Today, a new usage can be around the world in seconds in written and spoken form. The internet is the largest corpus of language there has ever been and presents more variants than have ever been seen before. Not only vocabulary has been affected but spelling too. The internet suggests that a top-down simplification of spelling is not the only way. Spelling might simplify as a result of use and being seen online. On the internet, there are no copy-editors or proofreaders and people can spell however they want. If people spell too idiosyncratically then they won’t be understood but rhubarb – rubarb for example won’t be a problem. The internet may be the force that changes the perception of what is correct.

B.B.C became BBC, Mr. to Mr, 1960’s to 1960s. But most of the orthographic nature of English has remained the same. But online radically different practices are common e.g. in chatrooms, the dropping of all capitalisation, like using i instead of I as the personal pronoun. Once upon a time in Old English there was no punctuation and now the internet is reconnecting us with those old manuscripts!

It is not only the Internet but also broadcasting media and literature that have had an influence over the language. Writers from all over the world write in English and experiment with non-standard styles of expression. Contemporary right has a multi-dialectal nature. The notion of indigenous is no longer clear cut. The lines are becoming blurred within the language and how it is used today. Literature is just the tip of the iceberg of ethic expression.
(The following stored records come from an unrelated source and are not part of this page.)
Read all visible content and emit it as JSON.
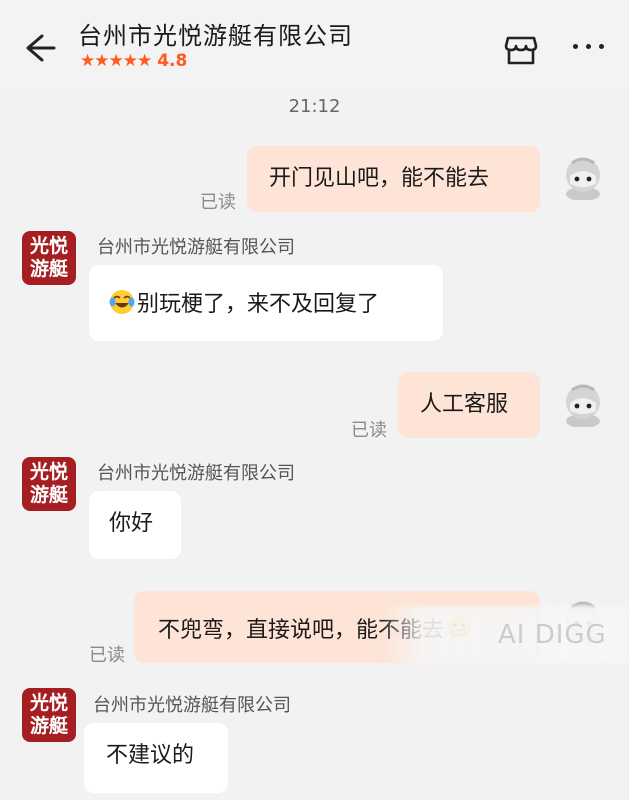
{
  "header": {
    "title": "台州市光悦游艇有限公司",
    "stars": "★★★★★",
    "rating": "4.8",
    "back_icon": "back-arrow-icon",
    "store_icon": "store-icon",
    "more_icon": "more-icon"
  },
  "time_label": "21:12",
  "shop": {
    "name": "台州市光悦游艇有限公司",
    "avatar_line1": "光悦",
    "avatar_line2": "游艇",
    "brand_color": "#a51e22"
  },
  "colors": {
    "outgoing_bubble": "#fde4d6",
    "incoming_bubble": "#ffffff",
    "rating": "#ff5a1f"
  },
  "read_label": "已读",
  "messages": [
    {
      "direction": "outgoing",
      "text": "开门见山吧，能不能去"
    },
    {
      "direction": "incoming",
      "emoji": "laughing-crying-emoji",
      "text": "别玩梗了，来不及回复了"
    },
    {
      "direction": "outgoing",
      "text": "人工客服"
    },
    {
      "direction": "incoming",
      "text": "你好"
    },
    {
      "direction": "outgoing",
      "text": "不兜弯，直接说吧，能不能去",
      "emoji": "grimace-emoji"
    },
    {
      "direction": "incoming",
      "text": "不建议的"
    }
  ],
  "watermark": "AI DIGG"
}
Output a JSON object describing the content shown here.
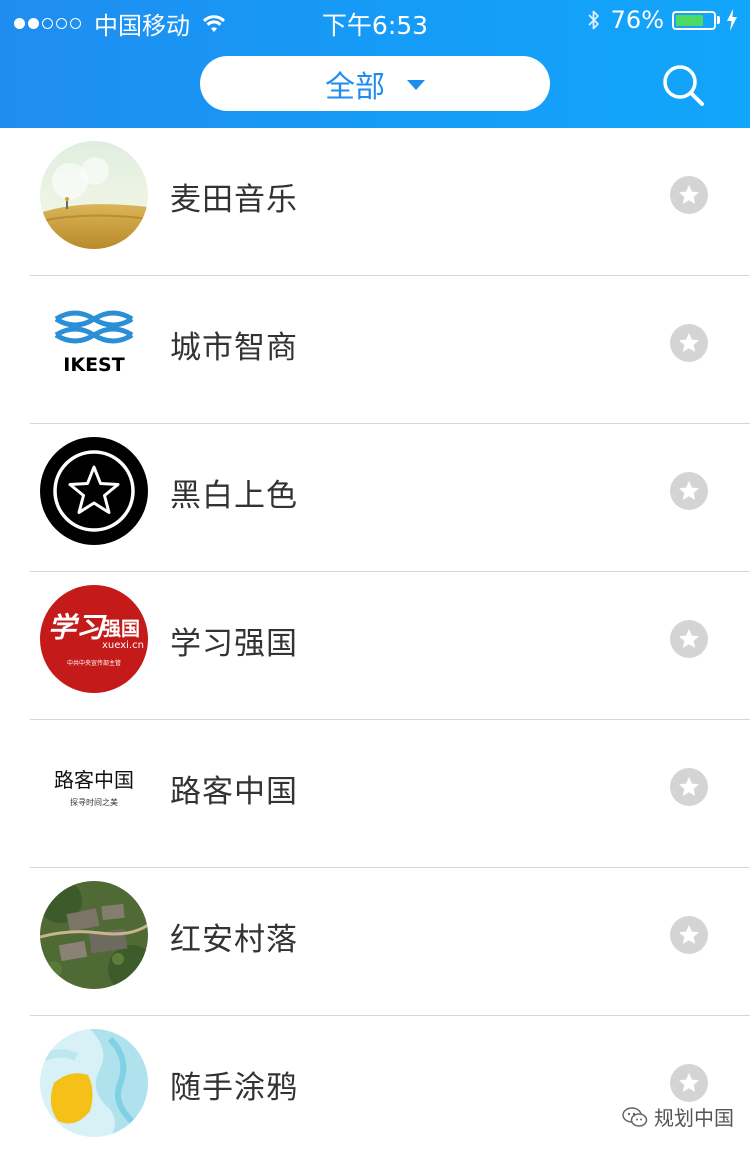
{
  "status_bar": {
    "carrier": "中国移动",
    "time": "下午6:53",
    "battery_percent": "76%",
    "battery_level": 0.76,
    "signal_filled_dots": 2,
    "signal_total_dots": 5,
    "icons": [
      "wifi-icon",
      "bluetooth-icon",
      "battery-icon",
      "charging-bolt-icon"
    ]
  },
  "header": {
    "filter_label": "全部",
    "filter_icon": "caret-down-icon",
    "search_icon": "search-icon",
    "colors": {
      "header_blue": "#1a96f5",
      "accent": "#1f8df0"
    }
  },
  "apps": [
    {
      "name": "麦田音乐",
      "logo": "wheat-field-image",
      "favorite_icon": "star-icon"
    },
    {
      "name": "城市智商",
      "logo": "ikest-logo",
      "logo_text": "IKEST",
      "favorite_icon": "star-icon"
    },
    {
      "name": "黑白上色",
      "logo": "black-star-logo",
      "favorite_icon": "star-icon"
    },
    {
      "name": "学习强国",
      "logo": "xuexi-logo",
      "logo_text": [
        "学习",
        "强国",
        "xuexi.cn",
        "中共中央宣传部主管"
      ],
      "favorite_icon": "star-icon"
    },
    {
      "name": "路客中国",
      "logo": "luke-calligraphy-logo",
      "logo_text": [
        "路客中国",
        "探寻时间之美"
      ],
      "favorite_icon": "star-icon"
    },
    {
      "name": "红安村落",
      "logo": "village-aerial-image",
      "favorite_icon": "star-icon"
    },
    {
      "name": "随手涂鸦",
      "logo": "doodle-paint-image",
      "favorite_icon": "star-icon"
    }
  ],
  "watermark": {
    "text": "规划中国",
    "icon": "wechat-icon"
  }
}
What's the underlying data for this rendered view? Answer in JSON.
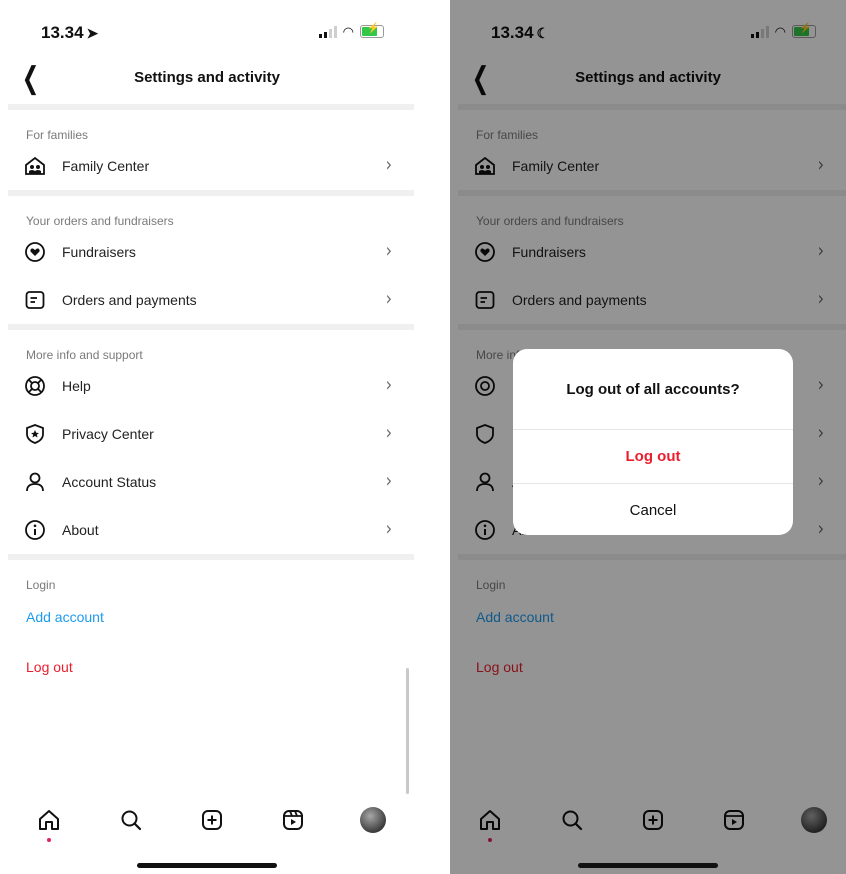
{
  "left_screen": {
    "status": {
      "time": "13.34",
      "time_glyph": "➤"
    },
    "header": {
      "title": "Settings and activity"
    },
    "sections": [
      {
        "label": "For families",
        "items": [
          {
            "label": "Family Center",
            "icon": "family-center-icon"
          }
        ]
      },
      {
        "label": "Your orders and fundraisers",
        "items": [
          {
            "label": "Fundraisers",
            "icon": "fundraisers-icon"
          },
          {
            "label": "Orders and payments",
            "icon": "orders-icon"
          }
        ]
      },
      {
        "label": "More info and support",
        "items": [
          {
            "label": "Help",
            "icon": "help-icon"
          },
          {
            "label": "Privacy Center",
            "icon": "privacy-center-icon"
          },
          {
            "label": "Account Status",
            "icon": "account-status-icon"
          },
          {
            "label": "About",
            "icon": "about-icon"
          }
        ]
      }
    ],
    "login": {
      "label": "Login",
      "add_account": "Add account",
      "log_out": "Log out"
    }
  },
  "right_screen": {
    "status": {
      "time": "13.34",
      "time_glyph": "☾"
    },
    "header": {
      "title": "Settings and activity"
    },
    "dialog": {
      "title": "Log out of all accounts?",
      "confirm": "Log out",
      "cancel": "Cancel"
    }
  },
  "tabbar": [
    "home-icon",
    "search-icon",
    "create-icon",
    "reels-icon",
    "profile-avatar"
  ],
  "colors": {
    "link_blue": "#1c9bef",
    "destructive_red": "#ec1e2d",
    "battery_green": "#33c748",
    "overlay": "rgba(0,0,0,0.42)"
  }
}
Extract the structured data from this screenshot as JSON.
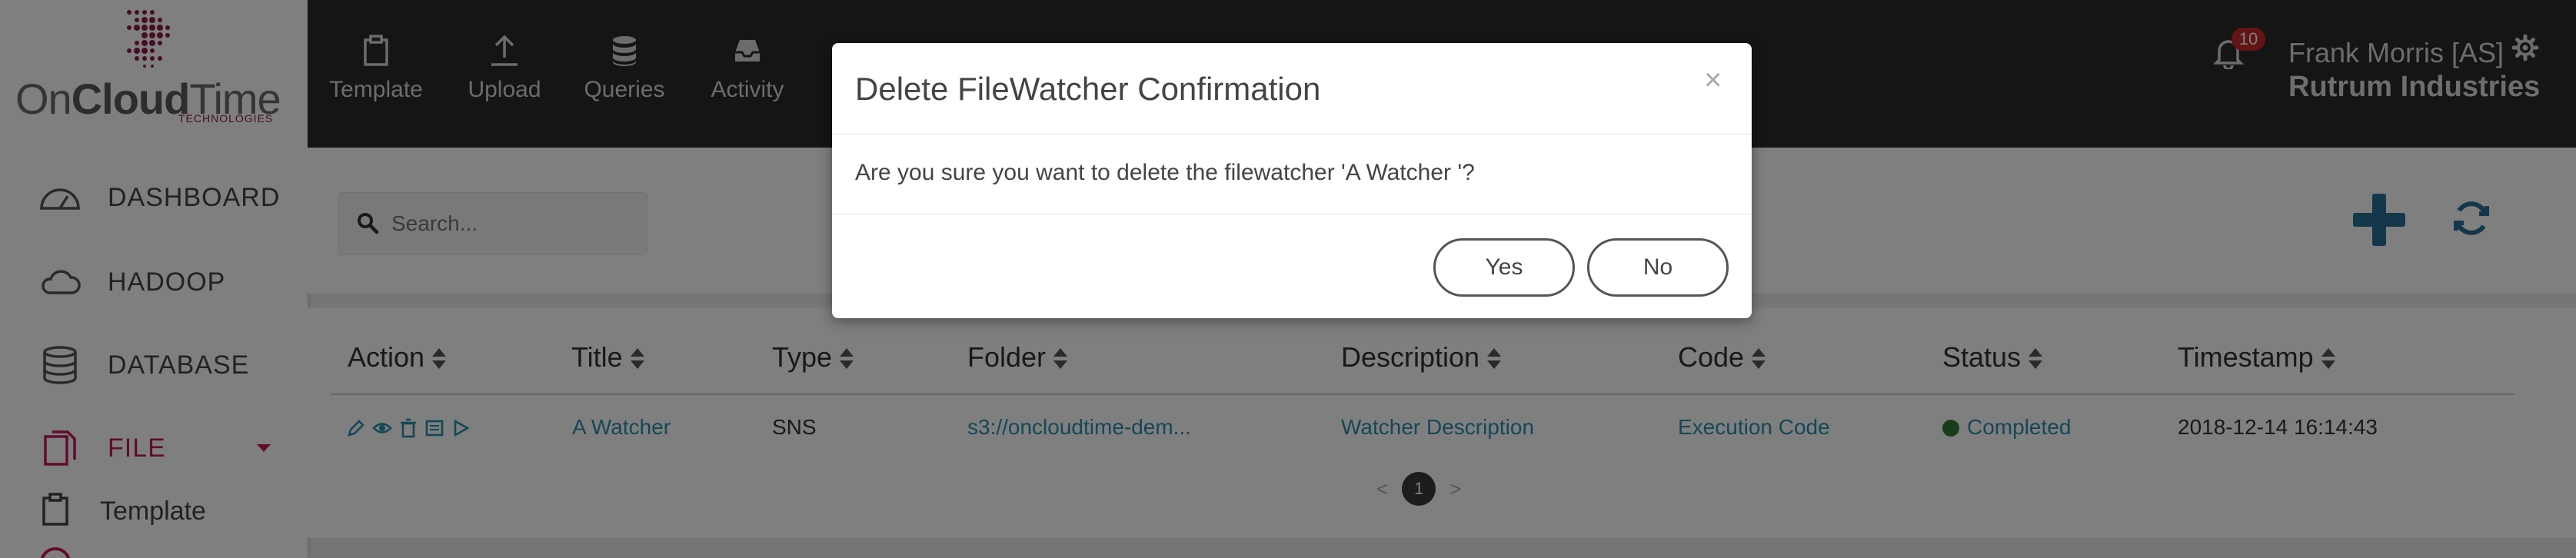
{
  "logo": {
    "word_light": "On",
    "word_bold": "Cloud",
    "word_rest": "Time",
    "tagline": "TECHNOLOGIES"
  },
  "sidebar": {
    "items": [
      {
        "label": "DASHBOARD",
        "icon": "dashboard-icon"
      },
      {
        "label": "HADOOP",
        "icon": "cloud-icon"
      },
      {
        "label": "DATABASE",
        "icon": "database-icon"
      },
      {
        "label": "FILE",
        "icon": "file-icon"
      }
    ],
    "sub_items": [
      {
        "label": "Template",
        "icon": "clipboard-icon"
      }
    ]
  },
  "topbar": {
    "items": [
      {
        "label": "Template",
        "icon": "clipboard-icon"
      },
      {
        "label": "Upload",
        "icon": "upload-icon"
      },
      {
        "label": "Queries",
        "icon": "database-icon"
      },
      {
        "label": "Activity",
        "icon": "inbox-icon"
      }
    ],
    "notifications": "10",
    "user": "Frank Morris [AS]",
    "company": "Rutrum Industries"
  },
  "search": {
    "placeholder": "Search..."
  },
  "table": {
    "headers": [
      "Action",
      "Title",
      "Type",
      "Folder",
      "Description",
      "Code",
      "Status",
      "Timestamp"
    ],
    "row": {
      "title": "A Watcher",
      "type": "SNS",
      "folder": "s3://oncloudtime-dem...",
      "description": "Watcher Description",
      "code": "Execution Code",
      "status": "Completed",
      "timestamp": "2018-12-14 16:14:43"
    },
    "pager": {
      "prev": "<",
      "page": "1",
      "next": ">"
    }
  },
  "modal": {
    "title": "Delete FileWatcher Confirmation",
    "close": "×",
    "message": "Are you sure you want to delete the filewatcher 'A Watcher '?",
    "yes": "Yes",
    "no": "No"
  },
  "colors": {
    "accent": "#c2185b",
    "link": "#2a8fb0",
    "topbar": "#2b2b2b",
    "status_ok": "#2e7d32"
  }
}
It’s crucially important to avoid confrontation in all of this. It’s all too easy for pedants to condemn non-standard English on the internet or in new literary sources and call it language deterioration. Conversely it is all to easy for people to revel in the freedom of the internet and disregard the canon that is there heritage. We need to devise an appropriate philosophy that brings about a mutually enlightening relationship between these poles. It’s no easy task given the speed and multidimensional complexity of contemporary language change. The most difficult teaching jobs in the world are language-related jobs. The need to translate and interpret, hugely difficult, the need to teach, hugely difficult.  If David were in charge of the world, all teacher’s salaries would be quadrupled!

 

Advertisements

3 thoughts on “IATEFL 2016 Opening Plenary

  1. Wow, I literally don’t even know how you do it Lizzie – I was in the second row during this talk and I don’t think I took all this in at the time! Thanks for writing up such a great plenary (I had no idea Professor Crystal was a closet comedian!)
    Looking forward to the rest of your posts 🙂

  2. Pingback: IATEFL Birmingham 2016: Video selections | Sandy Millin

  3. Pingback: IATEFL 2016 – Q and A follow-up to David Crystal’s plenary – Lizzie Pinard

Leave a Reply

Fill in your details below or click an icon to log in:

WordPress.com Logo

You are commenting using your WordPress.com account. Log Out / Change )

Twitter picture

You are commenting using your Twitter account. Log Out / Change )

Facebook photo

You are commenting using your Facebook account. Log Out / Change )

Google+ photo

You are commenting using your Google+ account. Log Out / Change )

Connecting to %s